Goal of the exercise: Could you copy the records below exactly, leaving out any pictures?

Segment Start: The data

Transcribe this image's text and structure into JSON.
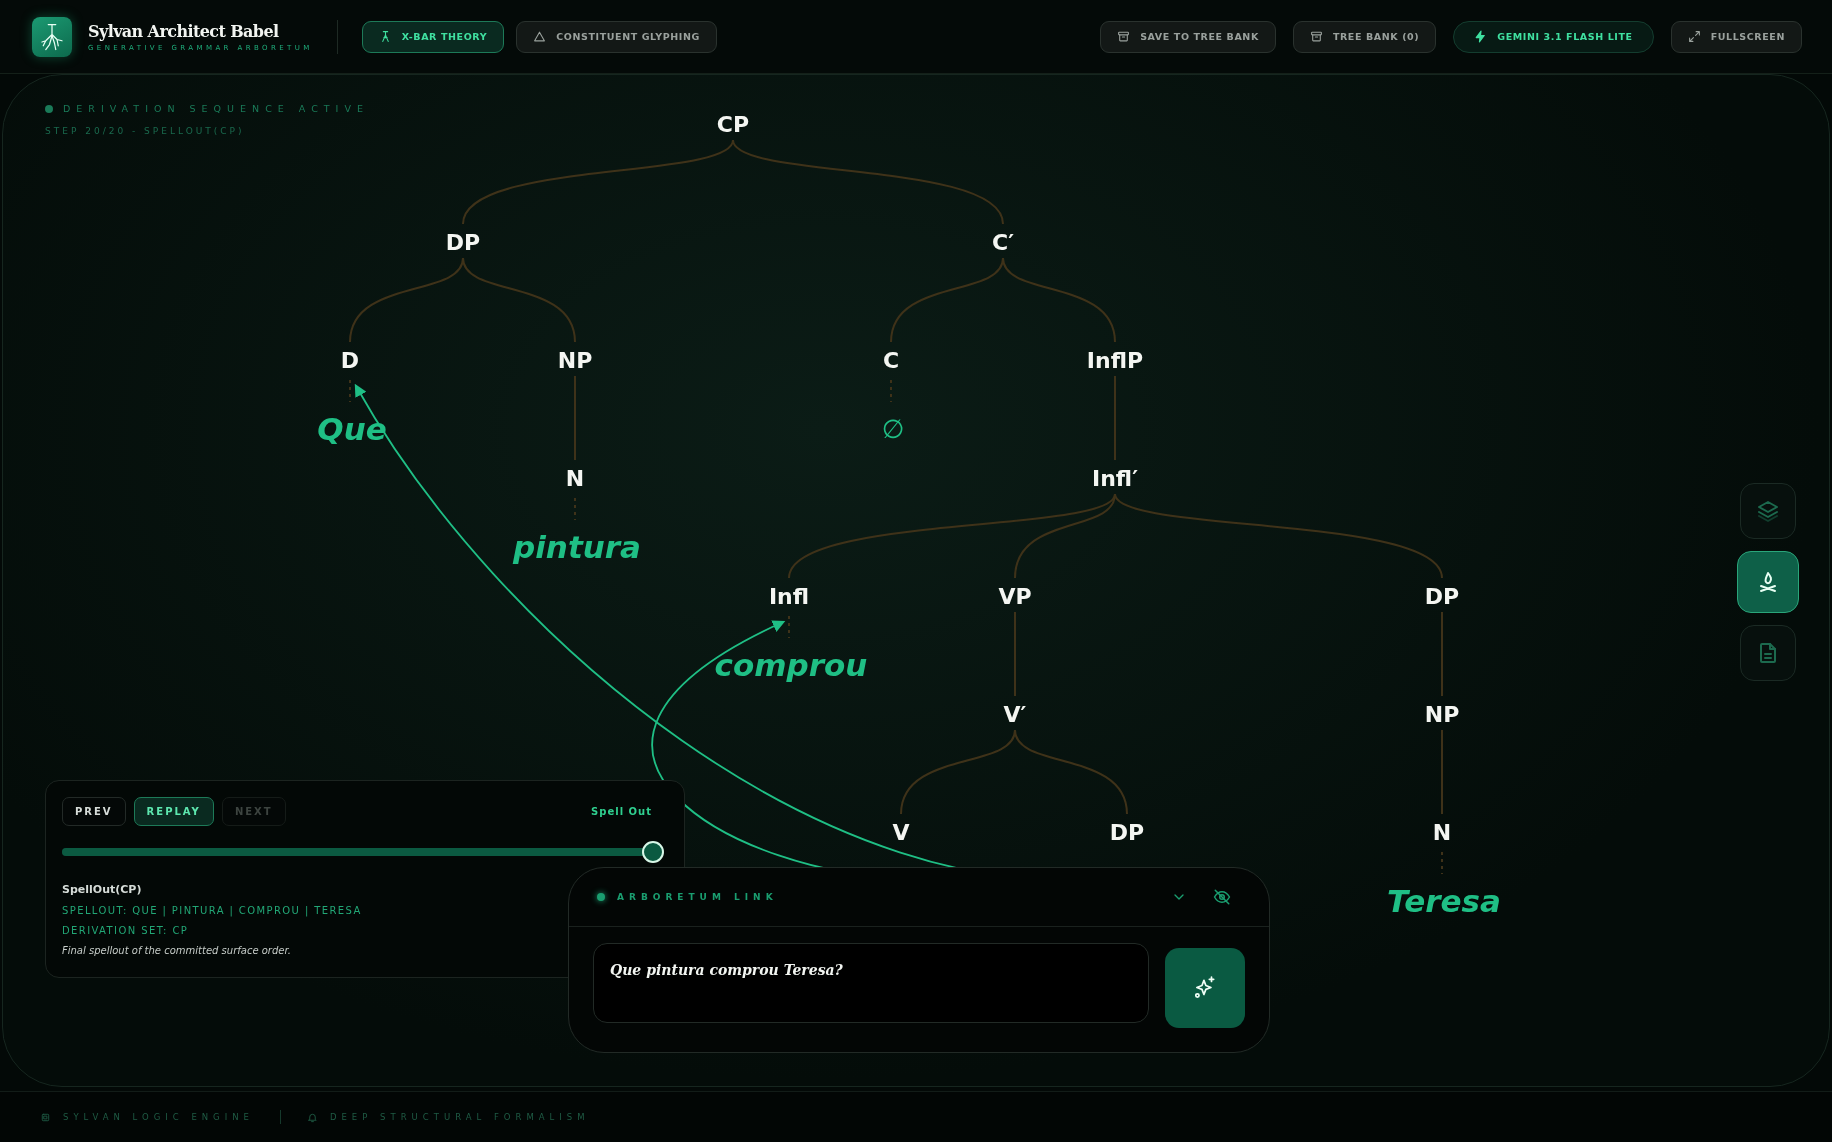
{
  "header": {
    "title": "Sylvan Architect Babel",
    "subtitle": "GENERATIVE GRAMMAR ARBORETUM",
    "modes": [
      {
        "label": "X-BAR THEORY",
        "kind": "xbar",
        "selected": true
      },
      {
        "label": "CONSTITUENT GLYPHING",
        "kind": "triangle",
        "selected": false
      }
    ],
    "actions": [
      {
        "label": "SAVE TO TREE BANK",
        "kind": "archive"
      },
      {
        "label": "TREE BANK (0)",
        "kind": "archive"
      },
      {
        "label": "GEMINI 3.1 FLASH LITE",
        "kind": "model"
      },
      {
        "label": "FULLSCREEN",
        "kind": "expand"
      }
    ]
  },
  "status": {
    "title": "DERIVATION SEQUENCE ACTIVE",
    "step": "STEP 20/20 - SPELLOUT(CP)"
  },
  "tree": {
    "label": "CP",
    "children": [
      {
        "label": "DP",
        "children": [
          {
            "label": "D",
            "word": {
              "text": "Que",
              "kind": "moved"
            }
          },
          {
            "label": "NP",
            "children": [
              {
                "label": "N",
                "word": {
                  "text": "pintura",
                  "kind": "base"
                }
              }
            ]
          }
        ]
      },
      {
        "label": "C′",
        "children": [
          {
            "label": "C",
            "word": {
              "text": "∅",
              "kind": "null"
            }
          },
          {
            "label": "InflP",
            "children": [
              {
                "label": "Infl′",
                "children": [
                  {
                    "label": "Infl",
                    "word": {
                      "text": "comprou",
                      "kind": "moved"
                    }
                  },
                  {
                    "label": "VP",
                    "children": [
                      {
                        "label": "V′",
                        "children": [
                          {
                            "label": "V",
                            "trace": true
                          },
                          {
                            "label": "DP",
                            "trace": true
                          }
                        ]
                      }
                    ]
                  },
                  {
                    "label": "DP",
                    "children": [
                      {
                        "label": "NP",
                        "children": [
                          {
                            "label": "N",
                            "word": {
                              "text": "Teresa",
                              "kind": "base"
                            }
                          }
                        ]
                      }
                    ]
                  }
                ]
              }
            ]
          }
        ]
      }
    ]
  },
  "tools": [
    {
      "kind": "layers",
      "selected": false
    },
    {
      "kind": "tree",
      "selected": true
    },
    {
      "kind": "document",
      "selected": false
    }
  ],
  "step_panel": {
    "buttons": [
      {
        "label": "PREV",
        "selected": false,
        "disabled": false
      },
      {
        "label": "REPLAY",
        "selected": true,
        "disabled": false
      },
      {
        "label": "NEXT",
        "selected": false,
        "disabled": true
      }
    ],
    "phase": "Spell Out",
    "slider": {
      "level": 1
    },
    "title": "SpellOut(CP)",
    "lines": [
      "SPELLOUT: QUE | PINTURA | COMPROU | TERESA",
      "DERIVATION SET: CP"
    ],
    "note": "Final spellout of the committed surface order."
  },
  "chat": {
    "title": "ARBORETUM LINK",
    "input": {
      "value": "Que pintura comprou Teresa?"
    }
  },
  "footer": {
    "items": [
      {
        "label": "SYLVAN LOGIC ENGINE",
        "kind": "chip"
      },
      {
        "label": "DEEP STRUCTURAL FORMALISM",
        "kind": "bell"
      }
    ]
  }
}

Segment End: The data

Answer to the problem:
Transcribe this image's text and structure into JSON.
{
  "header": {
    "title": "Sylvan Architect Babel",
    "subtitle": "GENERATIVE GRAMMAR ARBORETUM",
    "modes": [
      {
        "label": "X-BAR THEORY",
        "kind": "xbar",
        "selected": true
      },
      {
        "label": "CONSTITUENT GLYPHING",
        "kind": "triangle",
        "selected": false
      }
    ],
    "actions": [
      {
        "label": "SAVE TO TREE BANK",
        "kind": "archive"
      },
      {
        "label": "TREE BANK (0)",
        "kind": "archive"
      },
      {
        "label": "GEMINI 3.1 FLASH LITE",
        "kind": "model"
      },
      {
        "label": "FULLSCREEN",
        "kind": "expand"
      }
    ]
  },
  "status": {
    "title": "DERIVATION SEQUENCE ACTIVE",
    "step": "STEP 20/20 - SPELLOUT(CP)"
  },
  "tree": {
    "label": "CP",
    "children": [
      {
        "label": "DP",
        "children": [
          {
            "label": "D",
            "word": {
              "text": "Que",
              "kind": "moved"
            }
          },
          {
            "label": "NP",
            "children": [
              {
                "label": "N",
                "word": {
                  "text": "pintura",
                  "kind": "base"
                }
              }
            ]
          }
        ]
      },
      {
        "label": "C′",
        "children": [
          {
            "label": "C",
            "word": {
              "text": "∅",
              "kind": "null"
            }
          },
          {
            "label": "InflP",
            "children": [
              {
                "label": "Infl′",
                "children": [
                  {
                    "label": "Infl",
                    "word": {
                      "text": "comprou",
                      "kind": "moved"
                    }
                  },
                  {
                    "label": "VP",
                    "children": [
                      {
                        "label": "V′",
                        "children": [
                          {
                            "label": "V",
                            "trace": true
                          },
                          {
                            "label": "DP",
                            "trace": true
                          }
                        ]
                      }
                    ]
                  },
                  {
                    "label": "DP",
                    "children": [
                      {
                        "label": "NP",
                        "children": [
                          {
                            "label": "N",
                            "word": {
                              "text": "Teresa",
                              "kind": "base"
                            }
                          }
                        ]
                      }
                    ]
                  }
                ]
              }
            ]
          }
        ]
      }
    ]
  },
  "tools": [
    {
      "kind": "layers",
      "selected": false
    },
    {
      "kind": "tree",
      "selected": true
    },
    {
      "kind": "document",
      "selected": false
    }
  ],
  "step_panel": {
    "buttons": [
      {
        "label": "PREV",
        "selected": false,
        "disabled": false
      },
      {
        "label": "REPLAY",
        "selected": true,
        "disabled": false
      },
      {
        "label": "NEXT",
        "selected": false,
        "disabled": true
      }
    ],
    "phase": "Spell Out",
    "slider": {
      "level": 1
    },
    "title": "SpellOut(CP)",
    "lines": [
      "SPELLOUT: QUE | PINTURA | COMPROU | TERESA",
      "DERIVATION SET: CP"
    ],
    "note": "Final spellout of the committed surface order."
  },
  "chat": {
    "title": "ARBORETUM LINK",
    "input": {
      "value": "Que pintura comprou Teresa?"
    }
  },
  "footer": {
    "items": [
      {
        "label": "SYLVAN LOGIC ENGINE",
        "kind": "chip"
      },
      {
        "label": "DEEP STRUCTURAL FORMALISM",
        "kind": "bell"
      }
    ]
  }
}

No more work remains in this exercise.